In your opinion, what is the biggest challenge in protecting endpoint clients?
How do you protect an endpoint client without creating a management nightmare for the businesses using such software? Most endpoint security solutions require massive amounts of tweaking and rule creating, learning mode systems and related. In 2-3 years, the Gartner´s of the world will declare most of today´s concepts of endpoint security to be “dead” just as they did with IDS. IDS was a system that started out as a great idea but companies quickly realized the cost to manage systems like these was not worth the return on investment. Most host-based security software falls into this same “management vs. ROI” predicament that IDS did. There are some solutions, such as Blink, that do not fall into this trap, but solutions such as McAfee, Cisco and related are not exempt. Compounded to make matters worst you have companies like McAfee and Cisco, which truly are poisoning the minds of the IT security world with ideas on host-based security that are not factual or well thought out.

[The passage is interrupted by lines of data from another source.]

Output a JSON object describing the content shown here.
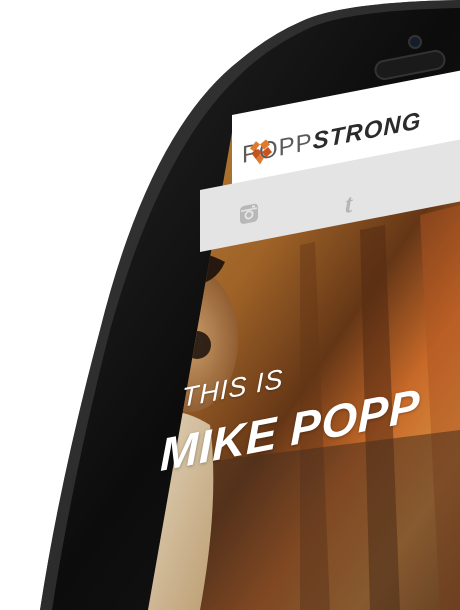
{
  "logo": {
    "left_text": "POPP",
    "right_text": "STRONG",
    "mark_colors": [
      "#e07a2e",
      "#c8531e"
    ]
  },
  "nav": {
    "icons": [
      "instagram-icon",
      "tumblr-icon"
    ],
    "tumblr_glyph": "t"
  },
  "hero": {
    "line1": "THIS IS",
    "line2": "MIKE POPP"
  },
  "colors": {
    "phone_body": "#111111",
    "screen_bg": "#ffffff",
    "nav_bg": "#e3e3e3",
    "accent": "#e07a2e"
  }
}
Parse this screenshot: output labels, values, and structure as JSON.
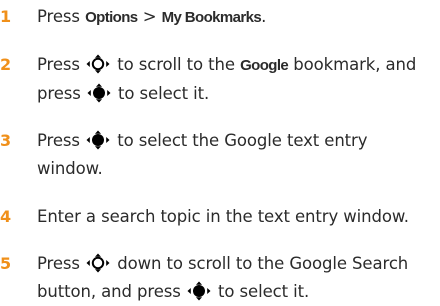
{
  "accent_color": "#f0901a",
  "icons": {
    "nav_key": "navigation-key-icon",
    "center_key": "center-select-key-icon"
  },
  "steps": [
    {
      "number": "1",
      "segments": [
        "Press ",
        "Options",
        " > ",
        "My Bookmarks",
        "."
      ]
    },
    {
      "number": "2",
      "segments": [
        "Press ",
        " to scroll to the ",
        "Google",
        " bookmark, and",
        "press ",
        " to select it."
      ]
    },
    {
      "number": "3",
      "segments": [
        "Press ",
        " to select the Google text entry",
        "window."
      ]
    },
    {
      "number": "4",
      "segments": [
        "Enter a search topic in the text entry window."
      ]
    },
    {
      "number": "5",
      "segments": [
        "Press ",
        " down to scroll to the Google Search",
        "button, and press ",
        " to select it."
      ]
    }
  ]
}
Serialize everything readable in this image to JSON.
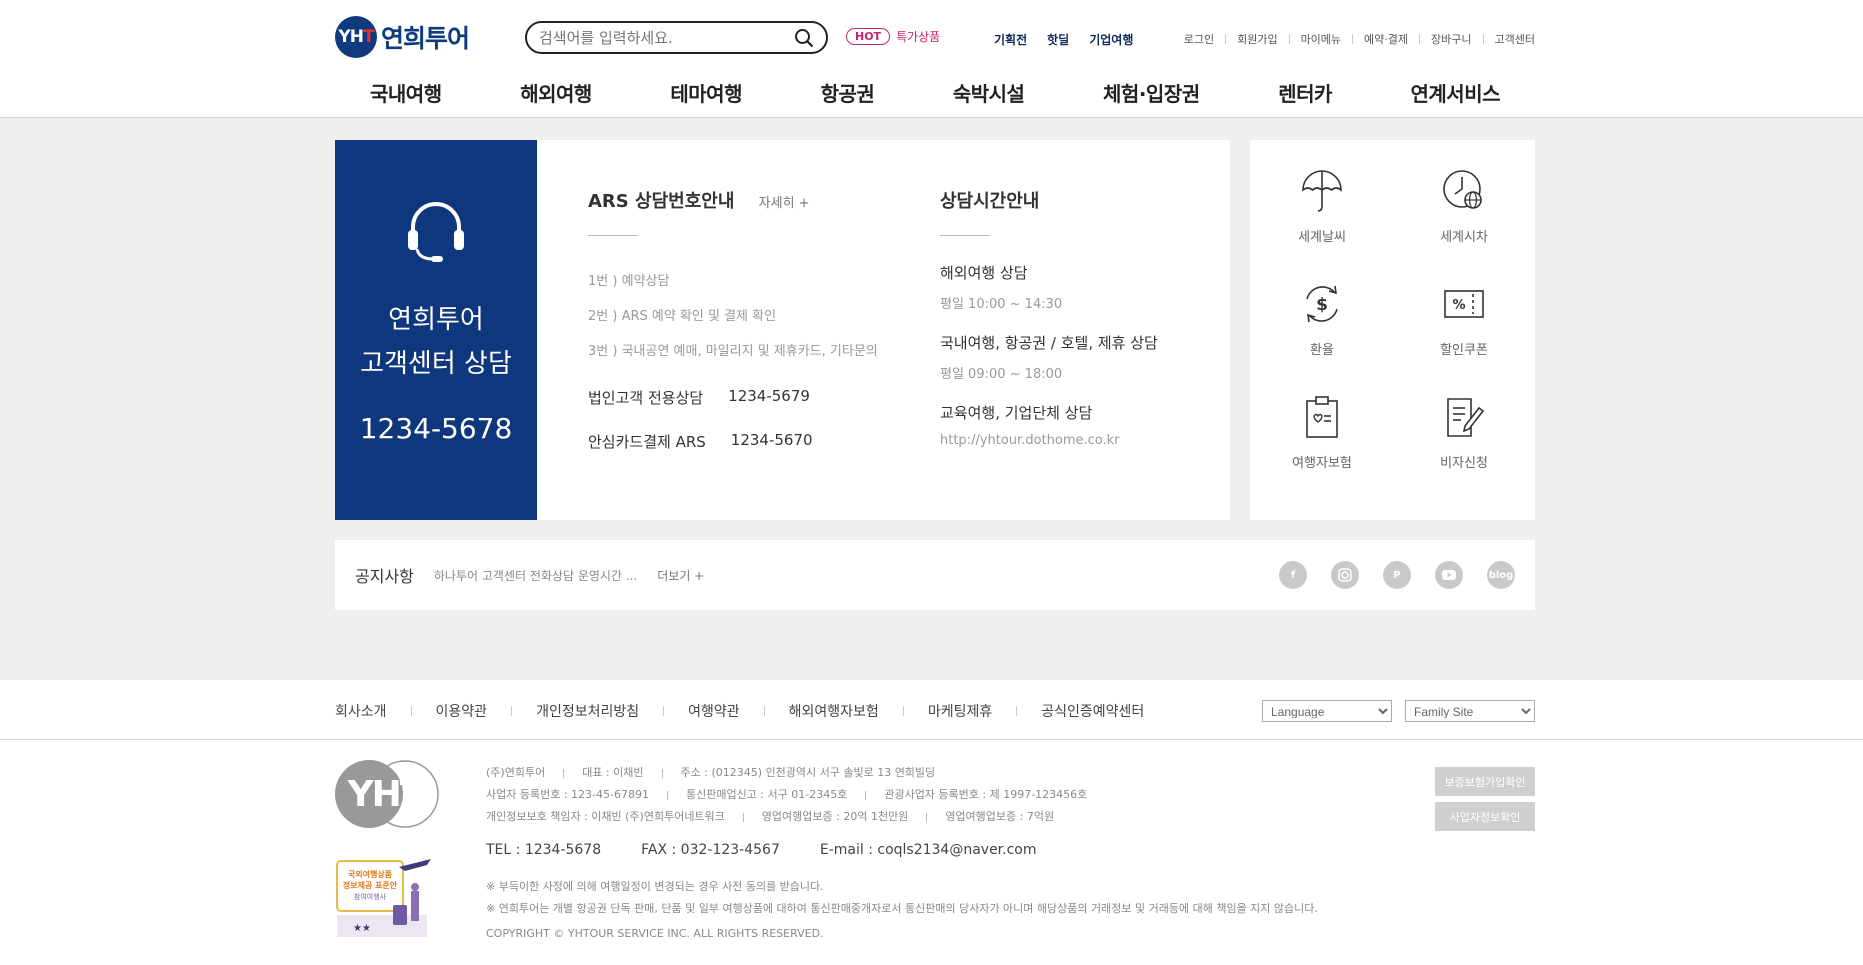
{
  "header": {
    "logo_mark": "YHT",
    "logo_text": "연희투어",
    "search_placeholder": "검색어를 입력하세요.",
    "hot_badge": "HOT",
    "hot_label": "특가상품",
    "quick_links": [
      "기획전",
      "핫딜",
      "기업여행"
    ],
    "util_links": [
      "로그인",
      "회원가입",
      "마이메뉴",
      "예약·결제",
      "장바구니",
      "고객센터"
    ]
  },
  "gnb": [
    "국내여행",
    "해외여행",
    "테마여행",
    "항공권",
    "숙박시설",
    "체험·입장권",
    "렌터카",
    "연계서비스"
  ],
  "customer_center": {
    "title_line1": "연희투어",
    "title_line2": "고객센터 상담",
    "phone": "1234-5678"
  },
  "ars": {
    "title": "ARS 상담번호안내",
    "more": "자세히 +",
    "items": [
      "1번 ) 예약상담",
      "2번 ) ARS 예약 확인 및 결제 확인",
      "3번 ) 국내공연 예매, 마일리지 및 제휴카드, 기타문의"
    ],
    "corp_label": "법인고객 전용상담",
    "corp_phone": "1234-5679",
    "card_label": "안심카드결제 ARS",
    "card_phone": "1234-5670"
  },
  "hours": {
    "title": "상담시간안내",
    "blocks": [
      {
        "head": "해외여행 상담",
        "text": "평일 10:00 ~ 14:30"
      },
      {
        "head": "국내여행, 항공권 / 호텔, 제휴 상담",
        "text": "평일 09:00 ~ 18:00"
      },
      {
        "head": "교육여행, 기업단체 상담",
        "text": "http://yhtour.dothome.co.kr"
      }
    ]
  },
  "services": [
    "세계날씨",
    "세계시차",
    "환율",
    "할인쿠폰",
    "여행자보험",
    "비자신청"
  ],
  "notice": {
    "title": "공지사항",
    "text": "하나투어 고객센터 전화상담 운영시간 ...",
    "more": "더보기 +",
    "social": [
      "f",
      "ig",
      "P",
      "yt",
      "blog"
    ]
  },
  "footer": {
    "links": [
      "회사소개",
      "이용약관",
      "개인정보처리방침",
      "여행약관",
      "해외여행자보험",
      "마케팅제휴",
      "공식인증예약센터"
    ],
    "language": "Language",
    "family_site": "Family Site",
    "info_row1": [
      "(주)연희투어",
      "대표 : 이채빈",
      "주소 : (012345) 인천광역시 서구 솔빛로 13 연희빌딩"
    ],
    "info_row2": [
      "사업자 등록번호 : 123-45-67891",
      "통신판매업신고 : 서구 01-2345호",
      "관광사업자 등록번호 : 제 1997-123456호"
    ],
    "info_row3": [
      "개인정보보호 책임자 : 이채빈 (주)연희투어네트워크",
      "영업여행업보증 : 20억 1천만원",
      "영업여행업보증 : 7억원"
    ],
    "tel": "TEL : 1234-5678",
    "fax": "FAX : 032-123-4567",
    "email": "E-mail : coqls2134@naver.com",
    "note1": "※ 부득이한 사정에 의해 여행일정이 변경되는 경우 사전 동의를 받습니다.",
    "note2": "※ 연희투어는 개별 항공권 단독 판매, 단품 및 일부 여행상품에 대하여 통신판매중개자로서 통신판매의 당사자가 아니며 해당상품의 거래정보 및 거래등에 대해 책임을 지지 않습니다.",
    "copyright": "COPYRIGHT © YHTOUR SERVICE INC. ALL RIGHTS RESERVED.",
    "btn1": "보증보험가입확인",
    "btn2": "사업자정보확인",
    "badge_lines": [
      "국외여행상품",
      "정보제공 표준안",
      "참여여행사"
    ]
  }
}
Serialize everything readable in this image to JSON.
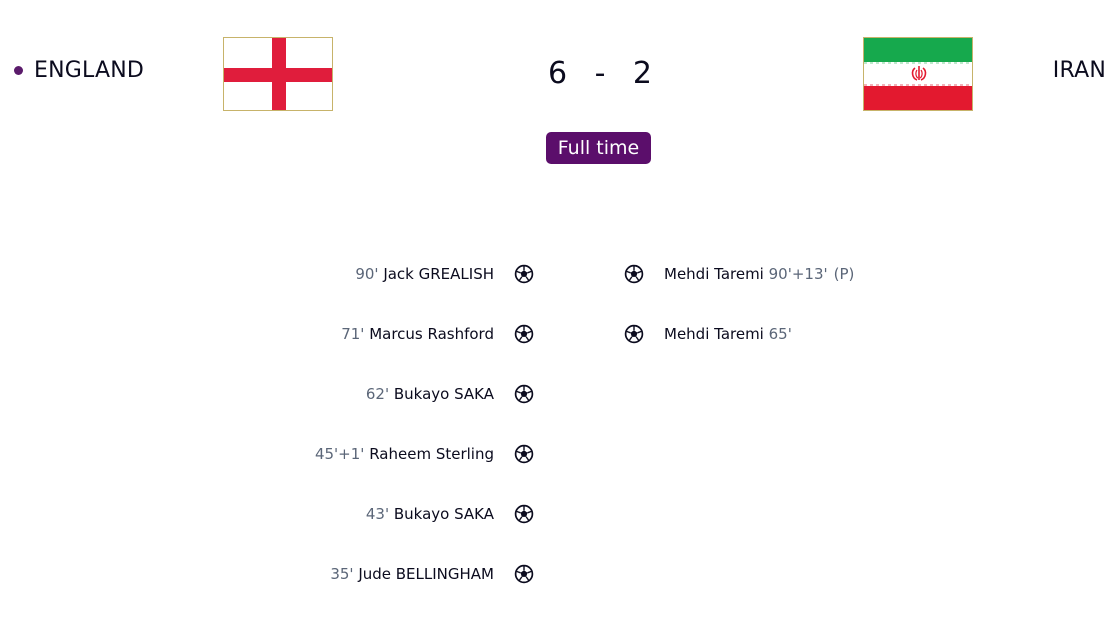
{
  "match": {
    "home_team": "ENGLAND",
    "away_team": "IRAN",
    "home_score": "6",
    "separator": "-",
    "away_score": "2",
    "status": "Full time"
  },
  "flags": {
    "home": {
      "name": "england-flag",
      "colors": {
        "cross": "#e01d3c",
        "field": "#ffffff"
      }
    },
    "away": {
      "name": "iran-flag",
      "colors": {
        "top": "#16a94d",
        "middle": "#ffffff",
        "bottom": "#e3192f"
      }
    }
  },
  "colors": {
    "accent": "#5b0e6b",
    "muted": "#5b6678",
    "text": "#0b0b1e"
  },
  "home_goals": [
    {
      "minute": "90'",
      "scorer": "Jack GREALISH",
      "icon": "soccer-ball-icon"
    },
    {
      "minute": "71'",
      "scorer": "Marcus Rashford",
      "icon": "soccer-ball-icon"
    },
    {
      "minute": "62'",
      "scorer": "Bukayo SAKA",
      "icon": "soccer-ball-icon"
    },
    {
      "minute": "45'+1'",
      "scorer": "Raheem Sterling",
      "icon": "soccer-ball-icon"
    },
    {
      "minute": "43'",
      "scorer": "Bukayo SAKA",
      "icon": "soccer-ball-icon"
    },
    {
      "minute": "35'",
      "scorer": "Jude BELLINGHAM",
      "icon": "soccer-ball-icon"
    }
  ],
  "away_goals": [
    {
      "scorer": "Mehdi Taremi",
      "minute": "90'+13'",
      "note": "(P)",
      "icon": "soccer-ball-icon"
    },
    {
      "scorer": "Mehdi Taremi",
      "minute": "65'",
      "icon": "soccer-ball-icon"
    }
  ]
}
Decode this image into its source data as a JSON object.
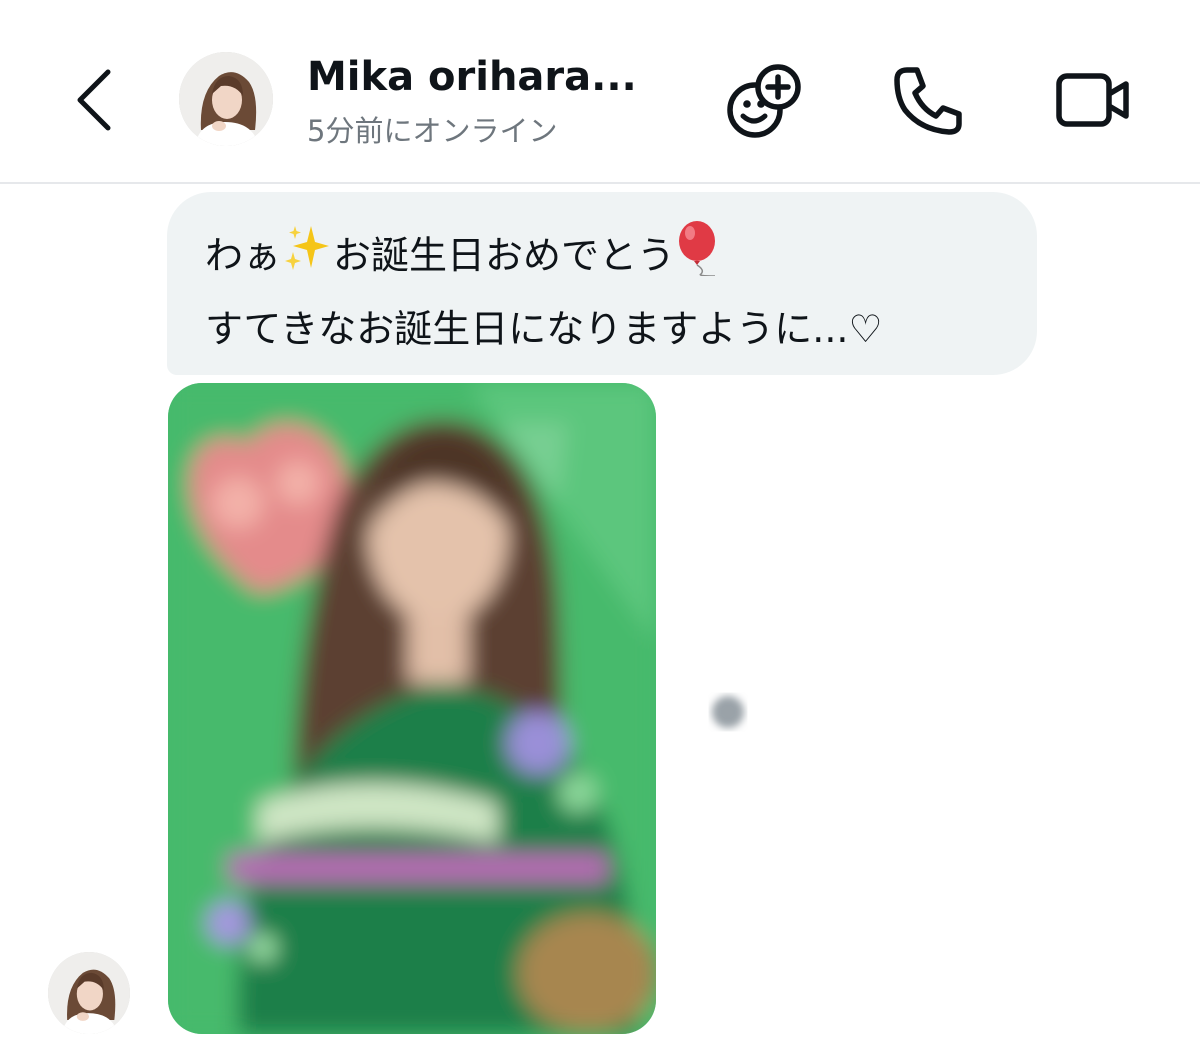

Instead, they´re based around ulterior motives such as McAfee not losing their host based anti-virus business to a new breed of host-based security products, and Cisco (who makes its money off of routers and VoIP) pushing concepts such as NAC that offer no real security benefits except helping Cisco sell you more new versions of routers that support NAC capabilities. These large vendors are abusing their powers as market leaders, not thought leaders, and will take a lot of this industry down the wrong path if people do not start to make these realizations sooner than later.
Where do you see endpoint security in 5 years from now? What kind of evolution do you expect?
In five years, endpoint security will be heavily focused around the behavior of users and what they can and can´t do. As software vendors become better at securing their software, the focus of security will move away from application vulnerabilities and become more focused around user-based vulnerabilities. In reality, this will be a rebirth of a lot of the thinking of what drove anti-virus, to protect the human element, as always technology “reinventing” itself every 20 or so years. Although the technology needed to protect the human element of security will be very different than the anti-virus of today. I could tell you all about it, but typically we just disclose a 1-2 year roadmap at the most. 🙂 But let´s just say Blink customers can be assured that eEye has already thought about the progression, and as we´ve been a thought leader on so many other topics, we will continue to be so in the area of endpoint security.
What are eEye´s strengths in the security industry?
We are an honest company not afraid to talk about both the strengths and weaknesses within our products. We are a company focused on understanding vulnerabilities more than any other organization. We do not simply focus on this idea but we have delivered on technology and research for over 7 years that proves without a doubt that we are one of the most well-equipped and educated security companies in our industry that does not simply try to keep up with the bad guys but in most cases has already thought what the bad guys will be doing before they have done it.